By Andrew Barnhill
Hundreds of clergy and laity from throughout North Carolina have made their way to Raleigh this summer for a series of protests called Moral Mondays.
Organized by the North Carolina chapter of the NAACP, the crowd of up to several hundred has attempted to highlight attacks on the middle and lower class found in such policies as voter identification, Medicaid refusal and voting restrictions for college students. The protests strike a nod to a more familiar set of protests from North Carolina’s past.
In February of 1960, four college students from North Carolina A&T walked to the Greensboro Woolworth’s and were refused service at the lunch counter. They returned the next day.
Several months later, demonstrations spread to cities throughout the southern United States. Civil disobedience in the form of nonviolent resistance became one of the most effective tools of the civil rights movement.
Baptists understand civil disobedience. But as a Baptist engaged in the work of electoral politics, I am also drawn to the story of Isaac Backus.
Backus launched his life as a Baptist by planting a church in Middleborough, Mass. When the colonial government forced him to continue paying his tax to his Congregational parish, Backus refused; he was sent to jail.
Arrested again for his views on baptism, Backus wrote his famous “Appeal to the Public for Religious Liberty.” His insistent views on religious liberty led him to become a delegate to the First Continental Congress and later to the Massachusetts Ratifying Convention where he voted to ratify the United States Constitution in 1788.
Backus understood the key balance between civil disobedience and direct political engagement. While he was willing to make a statement to the governing authorities by going to jail, he was also willing to participate in the regular task of legislating.
As I watch the growing protests at the General Assembly, this Baptist also looks around for those who are willing to challenge the status quo inside the legislature itself. As rich as our tradition of civil disobedience, our commitment to religious liberty also compels direct action. Baptists like Jimmy Carter understand this.
In Free Church, Free State, Nigel Wright wrote that while Baptists view the church as a gathered community seeking to model Christ to the nations, Baptists scattered throughout the world, including in elected office, are to “bring to bear a steady and invisible influence upon it, like salt.”
For the Baptist, political participation must be performed with the steady and invisible leadership that recognizes one key notion — to have a free church, one must also have a free state.

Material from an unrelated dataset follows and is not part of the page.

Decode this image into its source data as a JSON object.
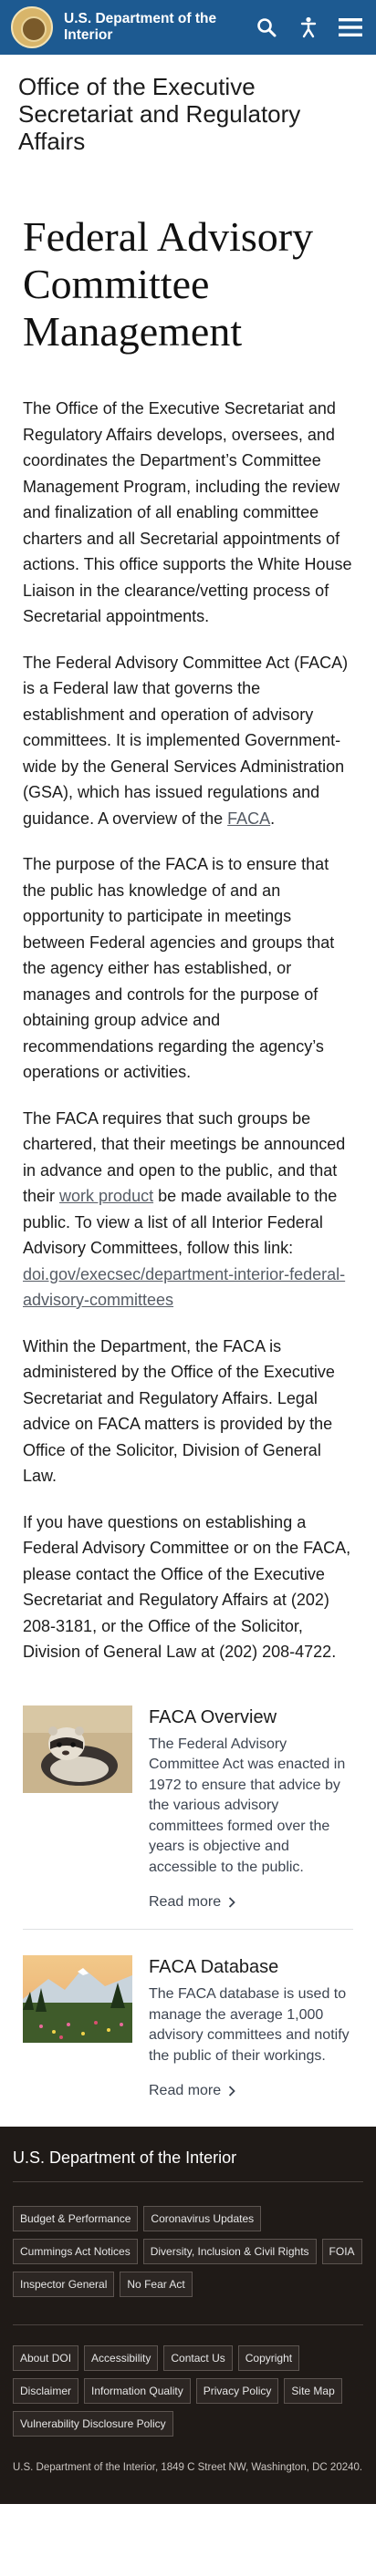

As pressures at legislatures in Texas and North Carolina continue throughout the summer, Baptists would do well to remember Backus. Navigating the life of American politics as a Baptist is no easy task. But it is an important one. At a Massachusetts convention of 1788, Isaac Backus understood that.